Page and application data records
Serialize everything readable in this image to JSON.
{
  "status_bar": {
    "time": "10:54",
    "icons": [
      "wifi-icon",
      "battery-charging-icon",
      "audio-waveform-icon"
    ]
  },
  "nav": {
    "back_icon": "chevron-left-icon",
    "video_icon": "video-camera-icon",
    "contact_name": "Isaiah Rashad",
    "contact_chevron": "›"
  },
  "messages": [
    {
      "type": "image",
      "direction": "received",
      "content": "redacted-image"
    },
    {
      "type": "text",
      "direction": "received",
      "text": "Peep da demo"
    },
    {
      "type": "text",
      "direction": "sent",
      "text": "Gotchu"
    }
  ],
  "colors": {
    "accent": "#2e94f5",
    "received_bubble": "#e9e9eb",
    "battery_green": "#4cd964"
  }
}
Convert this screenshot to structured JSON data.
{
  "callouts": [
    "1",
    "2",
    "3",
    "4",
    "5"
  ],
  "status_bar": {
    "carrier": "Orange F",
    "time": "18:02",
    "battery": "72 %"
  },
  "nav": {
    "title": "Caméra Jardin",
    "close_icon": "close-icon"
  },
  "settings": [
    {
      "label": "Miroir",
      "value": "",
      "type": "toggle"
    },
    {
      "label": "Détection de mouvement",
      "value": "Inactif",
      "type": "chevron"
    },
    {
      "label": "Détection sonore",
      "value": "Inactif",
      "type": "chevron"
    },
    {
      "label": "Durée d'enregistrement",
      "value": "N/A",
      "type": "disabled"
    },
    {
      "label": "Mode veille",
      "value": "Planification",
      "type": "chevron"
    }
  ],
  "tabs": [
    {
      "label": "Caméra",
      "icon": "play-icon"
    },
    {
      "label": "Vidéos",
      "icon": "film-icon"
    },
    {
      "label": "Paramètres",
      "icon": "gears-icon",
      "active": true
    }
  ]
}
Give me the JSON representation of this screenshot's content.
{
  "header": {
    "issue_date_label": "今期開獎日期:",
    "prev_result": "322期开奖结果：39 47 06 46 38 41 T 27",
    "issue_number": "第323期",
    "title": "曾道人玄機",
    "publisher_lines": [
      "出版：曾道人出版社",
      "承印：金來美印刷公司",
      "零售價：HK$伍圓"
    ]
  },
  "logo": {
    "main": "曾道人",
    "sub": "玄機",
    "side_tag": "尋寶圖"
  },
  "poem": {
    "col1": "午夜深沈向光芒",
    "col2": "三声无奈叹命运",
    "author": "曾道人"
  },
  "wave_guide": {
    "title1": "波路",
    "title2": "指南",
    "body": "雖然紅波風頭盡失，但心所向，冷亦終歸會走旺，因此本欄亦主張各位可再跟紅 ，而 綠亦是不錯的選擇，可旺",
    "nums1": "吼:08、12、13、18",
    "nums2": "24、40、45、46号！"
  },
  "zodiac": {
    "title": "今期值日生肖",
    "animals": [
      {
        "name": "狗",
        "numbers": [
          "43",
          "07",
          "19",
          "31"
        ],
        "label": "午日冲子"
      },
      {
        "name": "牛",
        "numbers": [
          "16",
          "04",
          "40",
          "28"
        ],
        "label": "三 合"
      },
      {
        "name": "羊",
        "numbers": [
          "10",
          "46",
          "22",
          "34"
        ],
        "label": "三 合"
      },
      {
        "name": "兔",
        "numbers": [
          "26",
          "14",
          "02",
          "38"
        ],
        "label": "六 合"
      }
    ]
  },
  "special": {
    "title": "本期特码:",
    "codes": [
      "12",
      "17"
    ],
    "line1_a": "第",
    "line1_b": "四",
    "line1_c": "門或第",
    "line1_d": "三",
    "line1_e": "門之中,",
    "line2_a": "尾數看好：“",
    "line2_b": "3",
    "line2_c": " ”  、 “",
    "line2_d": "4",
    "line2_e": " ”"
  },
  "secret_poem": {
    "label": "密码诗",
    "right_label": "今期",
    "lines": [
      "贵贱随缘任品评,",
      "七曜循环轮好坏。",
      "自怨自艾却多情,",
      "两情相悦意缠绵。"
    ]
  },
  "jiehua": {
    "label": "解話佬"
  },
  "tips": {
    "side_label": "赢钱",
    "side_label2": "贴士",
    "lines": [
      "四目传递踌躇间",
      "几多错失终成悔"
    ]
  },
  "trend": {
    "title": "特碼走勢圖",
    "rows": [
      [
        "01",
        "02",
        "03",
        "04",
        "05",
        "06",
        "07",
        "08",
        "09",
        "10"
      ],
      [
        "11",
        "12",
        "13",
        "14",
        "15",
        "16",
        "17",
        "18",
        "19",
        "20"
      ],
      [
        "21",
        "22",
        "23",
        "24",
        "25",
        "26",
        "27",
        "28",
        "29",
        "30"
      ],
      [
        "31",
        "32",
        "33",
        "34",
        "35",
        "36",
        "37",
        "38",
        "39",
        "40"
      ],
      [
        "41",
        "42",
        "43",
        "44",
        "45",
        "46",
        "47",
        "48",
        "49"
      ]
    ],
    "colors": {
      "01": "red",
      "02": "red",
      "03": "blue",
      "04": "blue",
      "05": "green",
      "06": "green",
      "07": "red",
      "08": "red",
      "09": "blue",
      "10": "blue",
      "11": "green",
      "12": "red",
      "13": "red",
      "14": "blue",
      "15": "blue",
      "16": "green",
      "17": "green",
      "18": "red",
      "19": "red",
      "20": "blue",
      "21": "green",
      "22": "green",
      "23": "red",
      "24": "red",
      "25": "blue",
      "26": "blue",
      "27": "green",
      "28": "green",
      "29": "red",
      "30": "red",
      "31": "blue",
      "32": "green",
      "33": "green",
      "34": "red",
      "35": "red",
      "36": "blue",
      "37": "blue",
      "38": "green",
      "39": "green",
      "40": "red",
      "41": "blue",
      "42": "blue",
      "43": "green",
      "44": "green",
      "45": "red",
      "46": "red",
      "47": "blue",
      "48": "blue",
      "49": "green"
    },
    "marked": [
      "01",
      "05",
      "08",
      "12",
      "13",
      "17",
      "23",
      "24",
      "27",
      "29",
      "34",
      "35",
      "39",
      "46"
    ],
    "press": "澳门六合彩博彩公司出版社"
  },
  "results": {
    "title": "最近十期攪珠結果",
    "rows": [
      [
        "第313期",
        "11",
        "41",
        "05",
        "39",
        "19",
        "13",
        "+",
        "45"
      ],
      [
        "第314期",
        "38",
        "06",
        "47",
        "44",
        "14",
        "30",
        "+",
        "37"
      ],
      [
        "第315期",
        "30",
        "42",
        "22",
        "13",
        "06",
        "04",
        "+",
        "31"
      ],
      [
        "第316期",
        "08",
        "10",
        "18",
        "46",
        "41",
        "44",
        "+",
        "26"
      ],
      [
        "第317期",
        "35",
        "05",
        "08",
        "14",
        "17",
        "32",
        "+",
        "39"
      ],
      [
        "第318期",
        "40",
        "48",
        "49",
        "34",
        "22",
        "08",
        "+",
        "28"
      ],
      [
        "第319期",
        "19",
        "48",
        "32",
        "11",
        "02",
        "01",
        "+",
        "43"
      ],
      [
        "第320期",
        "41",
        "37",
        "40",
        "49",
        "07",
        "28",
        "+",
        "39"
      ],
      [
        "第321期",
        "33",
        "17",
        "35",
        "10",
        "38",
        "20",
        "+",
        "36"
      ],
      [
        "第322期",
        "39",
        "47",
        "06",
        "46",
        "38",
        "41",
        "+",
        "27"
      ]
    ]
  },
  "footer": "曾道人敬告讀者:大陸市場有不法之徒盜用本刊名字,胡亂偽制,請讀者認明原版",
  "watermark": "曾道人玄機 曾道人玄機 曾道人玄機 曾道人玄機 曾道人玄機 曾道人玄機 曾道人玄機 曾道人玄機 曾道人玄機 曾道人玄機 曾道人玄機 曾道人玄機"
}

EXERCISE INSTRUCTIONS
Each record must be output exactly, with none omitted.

SOLVED EXERCISE
Serialize everything readable in this image to JSON.
{
  "status_bar": {
    "time": "10:54",
    "icons": [
      "wifi-icon",
      "battery-charging-icon",
      "audio-waveform-icon"
    ]
  },
  "nav": {
    "back_icon": "chevron-left-icon",
    "video_icon": "video-camera-icon",
    "contact_name": "Isaiah Rashad",
    "contact_chevron": "›"
  },
  "messages": [
    {
      "type": "image",
      "direction": "received",
      "content": "redacted-image"
    },
    {
      "type": "text",
      "direction": "received",
      "text": "Peep da demo"
    },
    {
      "type": "text",
      "direction": "sent",
      "text": "Gotchu"
    }
  ],
  "colors": {
    "accent": "#2e94f5",
    "received_bubble": "#e9e9eb",
    "battery_green": "#4cd964"
  }
}
Convert this screenshot to structured JSON data.
{
  "callouts": [
    "1",
    "2",
    "3",
    "4",
    "5"
  ],
  "status_bar": {
    "carrier": "Orange F",
    "time": "18:02",
    "battery": "72 %"
  },
  "nav": {
    "title": "Caméra Jardin",
    "close_icon": "close-icon"
  },
  "settings": [
    {
      "label": "Miroir",
      "value": "",
      "type": "toggle"
    },
    {
      "label": "Détection de mouvement",
      "value": "Inactif",
      "type": "chevron"
    },
    {
      "label": "Détection sonore",
      "value": "Inactif",
      "type": "chevron"
    },
    {
      "label": "Durée d'enregistrement",
      "value": "N/A",
      "type": "disabled"
    },
    {
      "label": "Mode veille",
      "value": "Planification",
      "type": "chevron"
    }
  ],
  "tabs": [
    {
      "label": "Caméra",
      "icon": "play-icon"
    },
    {
      "label": "Vidéos",
      "icon": "film-icon"
    },
    {
      "label": "Paramètres",
      "icon": "gears-icon",
      "active": true
    }
  ]
}
Give me the JSON representation of this screenshot's content.
{
  "header": {
    "issue_date_label": "今期開獎日期:",
    "prev_result": "322期开奖结果：39 47 06 46 38 41 T 27",
    "issue_number": "第323期",
    "title": "曾道人玄機",
    "publisher_lines": [
      "出版：曾道人出版社",
      "承印：金來美印刷公司",
      "零售價：HK$伍圓"
    ]
  },
  "logo": {
    "main": "曾道人",
    "sub": "玄機",
    "side_tag": "尋寶圖"
  },
  "poem": {
    "col1": "午夜深沈向光芒",
    "col2": "三声无奈叹命运",
    "author": "曾道人"
  },
  "wave_guide": {
    "title1": "波路",
    "title2": "指南",
    "body": "雖然紅波風頭盡失，但心所向，冷亦終歸會走旺，因此本欄亦主張各位可再跟紅 ，而 綠亦是不錯的選擇，可旺",
    "nums1": "吼:08、12、13、18",
    "nums2": "24、40、45、46号！"
  },
  "zodiac": {
    "title": "今期值日生肖",
    "animals": [
      {
        "name": "狗",
        "numbers": [
          "43",
          "07",
          "19",
          "31"
        ],
        "label": "午日冲子"
      },
      {
        "name": "牛",
        "numbers": [
          "16",
          "04",
          "40",
          "28"
        ],
        "label": "三 合"
      },
      {
        "name": "羊",
        "numbers": [
          "10",
          "46",
          "22",
          "34"
        ],
        "label": "三 合"
      },
      {
        "name": "兔",
        "numbers": [
          "26",
          "14",
          "02",
          "38"
        ],
        "label": "六 合"
      }
    ]
  },
  "special": {
    "title": "本期特码:",
    "codes": [
      "12",
      "17"
    ],
    "line1_a": "第",
    "line1_b": "四",
    "line1_c": "門或第",
    "line1_d": "三",
    "line1_e": "門之中,",
    "line2_a": "尾數看好：“",
    "line2_b": "3",
    "line2_c": " ”  、 “",
    "line2_d": "4",
    "line2_e": " ”"
  },
  "secret_poem": {
    "label": "密码诗",
    "right_label": "今期",
    "lines": [
      "贵贱随缘任品评,",
      "七曜循环轮好坏。",
      "自怨自艾却多情,",
      "两情相悦意缠绵。"
    ]
  },
  "jiehua": {
    "label": "解話佬"
  },
  "tips": {
    "side_label": "赢钱",
    "side_label2": "贴士",
    "lines": [
      "四目传递踌躇间",
      "几多错失终成悔"
    ]
  },
  "trend": {
    "title": "特碼走勢圖",
    "rows": [
      [
        "01",
        "02",
        "03",
        "04",
        "05",
        "06",
        "07",
        "08",
        "09",
        "10"
      ],
      [
        "11",
        "12",
        "13",
        "14",
        "15",
        "16",
        "17",
        "18",
        "19",
        "20"
      ],
      [
        "21",
        "22",
        "23",
        "24",
        "25",
        "26",
        "27",
        "28",
        "29",
        "30"
      ],
      [
        "31",
        "32",
        "33",
        "34",
        "35",
        "36",
        "37",
        "38",
        "39",
        "40"
      ],
      [
        "41",
        "42",
        "43",
        "44",
        "45",
        "46",
        "47",
        "48",
        "49"
      ]
    ],
    "colors": {
      "01": "red",
      "02": "red",
      "03": "blue",
      "04": "blue",
      "05": "green",
      "06": "green",
      "07": "red",
      "08": "red",
      "09": "blue",
      "10": "blue",
      "11": "green",
      "12": "red",
      "13": "red",
      "14": "blue",
      "15": "blue",
      "16": "green",
      "17": "green",
      "18": "red",
      "19": "red",
      "20": "blue",
      "21": "green",
      "22": "green",
      "23": "red",
      "24": "red",
      "25": "blue",
      "26": "blue",
      "27": "green",
      "28": "green",
      "29": "red",
      "30": "red",
      "31": "blue",
      "32": "green",
      "33": "green",
      "34": "red",
      "35": "red",
      "36": "blue",
      "37": "blue",
      "38": "green",
      "39": "green",
      "40": "red",
      "41": "blue",
      "42": "blue",
      "43": "green",
      "44": "green",
      "45": "red",
      "46": "red",
      "47": "blue",
      "48": "blue",
      "49": "green"
    },
    "marked": [
      "01",
      "05",
      "08",
      "12",
      "13",
      "17",
      "23",
      "24",
      "27",
      "29",
      "34",
      "35",
      "39",
      "46"
    ],
    "press": "澳门六合彩博彩公司出版社"
  },
  "results": {
    "title": "最近十期攪珠結果",
    "rows": [
      [
        "第313期",
        "11",
        "41",
        "05",
        "39",
        "19",
        "13",
        "+",
        "45"
      ],
      [
        "第314期",
        "38",
        "06",
        "47",
        "44",
        "14",
        "30",
        "+",
        "37"
      ],
      [
        "第315期",
        "30",
        "42",
        "22",
        "13",
        "06",
        "04",
        "+",
        "31"
      ],
      [
        "第316期",
        "08",
        "10",
        "18",
        "46",
        "41",
        "44",
        "+",
        "26"
      ],
      [
        "第317期",
        "35",
        "05",
        "08",
        "14",
        "17",
        "32",
        "+",
        "39"
      ],
      [
        "第318期",
        "40",
        "48",
        "49",
        "34",
        "22",
        "08",
        "+",
        "28"
      ],
      [
        "第319期",
        "19",
        "48",
        "32",
        "11",
        "02",
        "01",
        "+",
        "43"
      ],
      [
        "第320期",
        "41",
        "37",
        "40",
        "49",
        "07",
        "28",
        "+",
        "39"
      ],
      [
        "第321期",
        "33",
        "17",
        "35",
        "10",
        "38",
        "20",
        "+",
        "36"
      ],
      [
        "第322期",
        "39",
        "47",
        "06",
        "46",
        "38",
        "41",
        "+",
        "27"
      ]
    ]
  },
  "footer": "曾道人敬告讀者:大陸市場有不法之徒盜用本刊名字,胡亂偽制,請讀者認明原版",
  "watermark": "曾道人玄機 曾道人玄機 曾道人玄機 曾道人玄機 曾道人玄機 曾道人玄機 曾道人玄機 曾道人玄機 曾道人玄機 曾道人玄機 曾道人玄機 曾道人玄機"
}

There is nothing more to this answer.